**** SOURCE DATA ****
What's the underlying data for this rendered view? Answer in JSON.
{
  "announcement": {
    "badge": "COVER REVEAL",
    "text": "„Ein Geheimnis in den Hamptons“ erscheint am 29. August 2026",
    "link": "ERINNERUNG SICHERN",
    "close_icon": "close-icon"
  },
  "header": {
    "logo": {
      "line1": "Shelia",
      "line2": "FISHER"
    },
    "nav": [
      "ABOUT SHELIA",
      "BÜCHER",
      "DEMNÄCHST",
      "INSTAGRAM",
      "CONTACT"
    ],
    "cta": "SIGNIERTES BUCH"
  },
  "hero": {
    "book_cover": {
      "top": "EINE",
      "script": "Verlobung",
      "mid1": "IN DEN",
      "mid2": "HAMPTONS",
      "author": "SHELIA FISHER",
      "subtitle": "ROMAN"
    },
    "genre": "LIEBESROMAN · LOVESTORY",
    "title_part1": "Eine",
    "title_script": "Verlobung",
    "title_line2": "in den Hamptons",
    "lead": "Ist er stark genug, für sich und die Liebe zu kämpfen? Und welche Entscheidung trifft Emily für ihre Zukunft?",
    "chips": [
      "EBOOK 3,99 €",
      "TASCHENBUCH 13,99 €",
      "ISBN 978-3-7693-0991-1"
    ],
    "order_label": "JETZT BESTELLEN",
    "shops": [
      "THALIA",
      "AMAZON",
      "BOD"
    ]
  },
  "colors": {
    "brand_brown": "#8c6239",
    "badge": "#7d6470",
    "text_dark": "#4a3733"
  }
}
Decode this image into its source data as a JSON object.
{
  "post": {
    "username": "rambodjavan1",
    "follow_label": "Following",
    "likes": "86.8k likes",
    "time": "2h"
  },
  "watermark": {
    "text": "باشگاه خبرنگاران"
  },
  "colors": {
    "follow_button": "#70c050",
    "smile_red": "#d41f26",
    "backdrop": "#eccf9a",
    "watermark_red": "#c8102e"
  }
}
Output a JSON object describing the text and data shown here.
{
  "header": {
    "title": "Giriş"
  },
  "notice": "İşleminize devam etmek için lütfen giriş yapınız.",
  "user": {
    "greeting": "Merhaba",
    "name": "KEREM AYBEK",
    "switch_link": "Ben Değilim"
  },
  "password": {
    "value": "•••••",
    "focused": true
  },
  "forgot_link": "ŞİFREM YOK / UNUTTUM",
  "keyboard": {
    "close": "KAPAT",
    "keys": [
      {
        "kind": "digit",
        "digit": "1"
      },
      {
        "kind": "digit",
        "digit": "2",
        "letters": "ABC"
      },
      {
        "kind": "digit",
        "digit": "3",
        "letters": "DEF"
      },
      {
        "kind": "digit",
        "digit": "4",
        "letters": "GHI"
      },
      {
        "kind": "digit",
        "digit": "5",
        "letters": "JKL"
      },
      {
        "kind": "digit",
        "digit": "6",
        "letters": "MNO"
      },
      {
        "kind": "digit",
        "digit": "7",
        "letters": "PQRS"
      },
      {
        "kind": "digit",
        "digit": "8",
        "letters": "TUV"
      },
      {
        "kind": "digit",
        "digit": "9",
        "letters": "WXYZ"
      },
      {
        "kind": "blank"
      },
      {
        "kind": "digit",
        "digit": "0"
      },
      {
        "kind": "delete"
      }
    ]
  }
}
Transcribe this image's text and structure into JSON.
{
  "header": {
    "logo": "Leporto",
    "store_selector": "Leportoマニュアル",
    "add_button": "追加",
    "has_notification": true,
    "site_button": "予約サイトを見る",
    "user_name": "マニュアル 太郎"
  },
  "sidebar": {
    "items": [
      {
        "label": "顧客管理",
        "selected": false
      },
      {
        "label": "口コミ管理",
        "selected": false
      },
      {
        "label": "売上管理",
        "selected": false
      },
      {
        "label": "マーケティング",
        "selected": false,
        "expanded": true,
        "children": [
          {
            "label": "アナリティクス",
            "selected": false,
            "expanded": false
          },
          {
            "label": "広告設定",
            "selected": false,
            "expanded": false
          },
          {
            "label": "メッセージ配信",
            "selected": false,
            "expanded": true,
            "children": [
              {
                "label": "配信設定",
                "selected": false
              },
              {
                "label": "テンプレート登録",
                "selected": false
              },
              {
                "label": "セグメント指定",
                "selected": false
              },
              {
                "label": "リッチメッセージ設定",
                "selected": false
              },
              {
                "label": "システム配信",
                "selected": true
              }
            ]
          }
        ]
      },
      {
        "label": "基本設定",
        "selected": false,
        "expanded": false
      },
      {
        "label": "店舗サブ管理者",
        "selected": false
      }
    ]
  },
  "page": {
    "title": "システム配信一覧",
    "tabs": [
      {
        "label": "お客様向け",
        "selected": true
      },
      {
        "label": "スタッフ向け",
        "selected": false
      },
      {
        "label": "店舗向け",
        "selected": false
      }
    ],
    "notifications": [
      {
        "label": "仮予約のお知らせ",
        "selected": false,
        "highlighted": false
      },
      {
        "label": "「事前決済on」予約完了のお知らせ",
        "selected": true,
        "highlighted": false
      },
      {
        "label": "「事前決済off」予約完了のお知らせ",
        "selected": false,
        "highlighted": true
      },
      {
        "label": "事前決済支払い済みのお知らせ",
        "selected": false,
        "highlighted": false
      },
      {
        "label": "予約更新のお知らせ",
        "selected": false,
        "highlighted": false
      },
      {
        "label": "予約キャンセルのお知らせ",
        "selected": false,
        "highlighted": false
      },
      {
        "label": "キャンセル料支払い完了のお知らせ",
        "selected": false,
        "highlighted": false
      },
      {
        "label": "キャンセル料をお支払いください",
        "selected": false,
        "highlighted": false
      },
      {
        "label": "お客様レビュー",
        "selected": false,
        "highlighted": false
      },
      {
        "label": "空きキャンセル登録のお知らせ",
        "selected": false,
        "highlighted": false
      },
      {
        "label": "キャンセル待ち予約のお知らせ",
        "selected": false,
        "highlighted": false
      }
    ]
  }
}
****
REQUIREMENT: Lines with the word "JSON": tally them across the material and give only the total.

EXERCISE ANSWER: 4